◆ What you will do ◆
Below are some records. Say how many of their lines contain the string "kind", and give nothing but the number.

◆ Supplied records ◆
===============
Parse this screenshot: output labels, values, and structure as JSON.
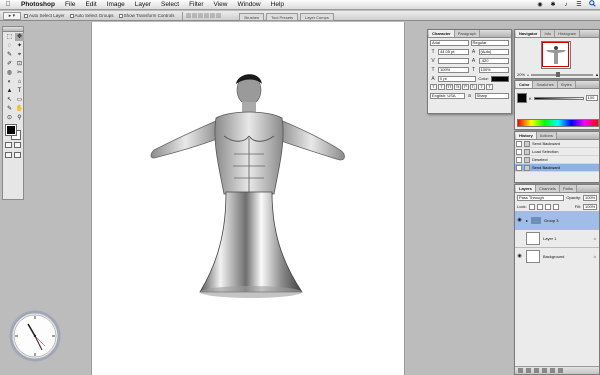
{
  "menubar": {
    "apple": "",
    "app": "Photoshop",
    "items": [
      "File",
      "Edit",
      "Image",
      "Layer",
      "Select",
      "Filter",
      "View",
      "Window",
      "Help"
    ],
    "right": [
      "◉",
      "✱",
      "♪",
      "☰"
    ]
  },
  "options": {
    "tool": "▸ ▾",
    "auto_select_layer": "Auto Select Layer",
    "auto_select_groups": "Auto Select Groups",
    "show_transform": "Show Transform Controls",
    "well_tabs": [
      "Brushes",
      "Tool Presets",
      "Layer Comps"
    ]
  },
  "toolbox": {
    "tools": [
      "⬚",
      "✥",
      "◌",
      "✦",
      "✎",
      "⌖",
      "✐",
      "⊡",
      "◍",
      "✂",
      "◐",
      "⌂",
      "▲",
      "T",
      "↖",
      "▭",
      "✎",
      "✋",
      "⊙",
      "⚲"
    ]
  },
  "character": {
    "tabs": [
      "Character",
      "Paragraph"
    ],
    "font": "Arial",
    "style": "Regular",
    "size": "44.05 pt",
    "leading": "(Auto)",
    "kerning": "",
    "tracking": "-420",
    "vscale": "100%",
    "hscale": "100%",
    "baseline": "0 pt",
    "color_label": "Color:",
    "language": "English: USA",
    "aa": "Sharp",
    "format_buttons": [
      "T",
      "T",
      "TT",
      "Tt",
      "T¹",
      "T₁",
      "T",
      "T"
    ]
  },
  "navigator": {
    "tabs": [
      "Navigator",
      "Info",
      "Histogram"
    ],
    "zoom": "20%"
  },
  "color": {
    "tabs": [
      "Color",
      "Swatches",
      "Styles"
    ],
    "channel": "K",
    "value": "100"
  },
  "history": {
    "tabs": [
      "History",
      "Actions"
    ],
    "items": [
      {
        "label": "Send Backward"
      },
      {
        "label": "Load Selection"
      },
      {
        "label": "Deselect"
      },
      {
        "label": "Send Backward"
      }
    ]
  },
  "layers": {
    "tabs": [
      "Layers",
      "Channels",
      "Paths"
    ],
    "blend": "Pass Through",
    "opacity_label": "Opacity:",
    "opacity": "100%",
    "lock_label": "Lock:",
    "fill_label": "Fill:",
    "fill": "100%",
    "items": [
      {
        "name": "Group 3",
        "kind": "group"
      },
      {
        "name": "Layer 1",
        "kind": "layer"
      },
      {
        "name": "Background",
        "kind": "background"
      }
    ]
  }
}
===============
◆ Answer to this task ◆
3